Oil on canvas, 26 3/4 x 36 in. (67.9 x 91.5 cm)
Chester Dale Collection, National Gallery of Art 1963.10.149
(From the museum website)|
"Fatata te Miti was painted during Gauguin's first trip to Tahiti."
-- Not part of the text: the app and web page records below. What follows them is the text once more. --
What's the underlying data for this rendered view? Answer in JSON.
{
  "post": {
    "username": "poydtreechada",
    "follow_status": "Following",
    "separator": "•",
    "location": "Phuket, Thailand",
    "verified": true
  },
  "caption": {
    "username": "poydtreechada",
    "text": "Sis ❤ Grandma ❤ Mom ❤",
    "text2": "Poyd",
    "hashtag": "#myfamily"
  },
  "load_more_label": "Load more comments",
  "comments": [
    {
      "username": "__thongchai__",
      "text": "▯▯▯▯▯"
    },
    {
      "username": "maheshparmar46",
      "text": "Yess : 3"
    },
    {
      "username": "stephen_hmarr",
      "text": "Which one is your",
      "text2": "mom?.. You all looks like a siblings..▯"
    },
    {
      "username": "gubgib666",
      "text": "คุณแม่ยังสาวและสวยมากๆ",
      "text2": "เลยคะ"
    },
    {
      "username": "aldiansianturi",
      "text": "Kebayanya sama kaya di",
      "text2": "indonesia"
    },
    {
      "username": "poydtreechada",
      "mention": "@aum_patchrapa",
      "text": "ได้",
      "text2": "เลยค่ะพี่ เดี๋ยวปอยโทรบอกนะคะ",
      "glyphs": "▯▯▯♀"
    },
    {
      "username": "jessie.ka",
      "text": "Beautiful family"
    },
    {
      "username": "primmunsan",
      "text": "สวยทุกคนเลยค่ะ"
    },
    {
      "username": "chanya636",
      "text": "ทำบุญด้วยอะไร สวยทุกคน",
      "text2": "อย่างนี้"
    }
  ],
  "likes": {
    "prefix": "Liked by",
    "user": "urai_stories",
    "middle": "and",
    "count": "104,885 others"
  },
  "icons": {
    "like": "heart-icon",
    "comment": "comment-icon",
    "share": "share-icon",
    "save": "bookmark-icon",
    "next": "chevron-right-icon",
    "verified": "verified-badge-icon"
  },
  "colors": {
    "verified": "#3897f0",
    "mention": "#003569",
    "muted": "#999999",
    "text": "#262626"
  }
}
This "painting is a more straight-forward depiction of life on the island. One woman removes her pareo to join a companion already plunging into the sea for a swim. Nearby a man fishes with a spear. The intense, tropical colors—hot oranges and cool blues—convey sensual delight. This is the effortless and uninhibited paradise that Gauguin had hoped to find in the South Seas. Little remained of this life, however, by the time Gauguin reached Tahiti. Polynesian culture had been transformed by western missionaries and colonialism, and the ancient religion replaced by Christianity. Gauguin wrote and illustrated a manuscript about Polynesian mythology, but most of what he knew about the island gods came from previously published sources."